In addition, section 232 has seriously undermined the possibility of exporting metal products from Ukraine to the United States. This is a 25% duty on imports of all steel products. During the pre-war period, steel industry players repeatedly appealed to President Volodymyr Zelensky to initiate negotiations on the abolition of this duty. However, in peacetime there was no progress on this issue.

EU measures include anti-dumping duties on imports of seamless pipes (in force since 2006) and hot-rolled coils (since 2017), as well as one safeguard measure on rolled products and pipes (since 2018). For example, in 2015-2016, Ukraine supplied the EU with about 1.2 million tons of hot-rolled roll. This was a very difficult period for the industry, as prices fell. In 2017, an anti-dumping duty of €60.5 per ton was imposed on Ukrainian producers, and they lost production and sales of 700,000 tons.

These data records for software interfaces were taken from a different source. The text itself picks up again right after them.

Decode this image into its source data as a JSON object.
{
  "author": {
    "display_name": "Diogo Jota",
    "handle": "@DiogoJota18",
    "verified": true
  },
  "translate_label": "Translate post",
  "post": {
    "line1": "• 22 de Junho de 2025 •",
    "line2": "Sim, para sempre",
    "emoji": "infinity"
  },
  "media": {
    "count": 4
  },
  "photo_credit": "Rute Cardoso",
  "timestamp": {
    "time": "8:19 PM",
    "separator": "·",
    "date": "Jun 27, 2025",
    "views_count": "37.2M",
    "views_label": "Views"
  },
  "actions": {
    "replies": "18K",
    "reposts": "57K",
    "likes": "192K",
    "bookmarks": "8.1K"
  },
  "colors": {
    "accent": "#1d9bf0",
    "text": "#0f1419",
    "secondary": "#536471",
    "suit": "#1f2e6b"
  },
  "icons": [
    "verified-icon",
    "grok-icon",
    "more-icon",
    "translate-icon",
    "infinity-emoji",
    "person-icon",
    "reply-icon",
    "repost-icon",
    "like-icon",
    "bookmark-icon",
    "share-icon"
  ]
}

It is worth mentioning Egypt too. Egypt’s introduction in 2019 of a protective duty on the import of square billets was very painful. Losses of Ukrainian producers amounted to more than 700 thousand tons of exports. This measure applied to all countries. But Russia immediately began negotiations with Egypt to exclude tariffs. Ukraine has not even started such negotiations.

Egypt was also one of the largest markets for Ukraine’s rebar. 550,000 tons of fittings were supplied there, but the introduction of an anti-dumping duty actually pushed Ukrainians out of this market. This largely accounted for the steel production reduction in Ukraine in 2017, as it was impossible to find a similar market. This restriction is to be reviewed this year. It is important to do everything possible at all levels to abolish this duty.

The first steps

Since the start of Russian war against Ukraine, Western countries have changed their attitude to trade with Ukraine. The United Kingdom was the first in this. London unilaterally abolished import duties and quotas on all goods imported from Ukraine. Prior to the abolition, the average tariff on Ukrainian imports was about 22%. When it comes to ​​steel imports, Britain has copied EU safeguard measures in and their tariff quotas. They quotas were too small to make profitable shipments by sea. Now they will not work for Ukraine. However, UK was not that big market for Ukraine.

Much more important is the long-term abolition of tariffs in the EU, both anti-dumping and protective. As a result of these measures, Ukraine lost nearly 1 million tons of steel production and exports. Tariffs abolishing in the EU should help Ukraine as it suffers from a limited geography of exports. In fact, the only way to export from Ukraine now is by rail to the EU. However, the European Commission wants to release Ukrainian products from customs tariffs for only one year.

Ukraine does not need a temporary solution during the war, when logistics flows disrupted. Ukraine needs a long-term abolition of import quotas and tariffs for a rather long period of post-war recovery. It is also very important to make a special regime for the country during the implementation of the EU’s Carbon Border Adjustment Mechanism (CBAM), as Ukraine’s investment opportunities have been severely undermined by the war.

In addition, it is necessary to demand the exclusion of Ukraine from the section 232 in the United States. As a result of bilateral trade agreements, about 90% of total US steel imports have already been exempted from this measure. And President Joe Biden’s administration is considering a temporary suspension of tariffs on steel imports from Ukraine, although under the current conditions it is more of a symbolic action.

Indeed, partners have already taken the first steps towards trade liberalization with Ukraine. But much remains to be done. It is important not to make an immediate decision, but to systematically change the EU’s policy on trade with Ukraine. This will be useful for the partners too as it will allow to solve the issue of shortage of supplies after the Russian products import refusal.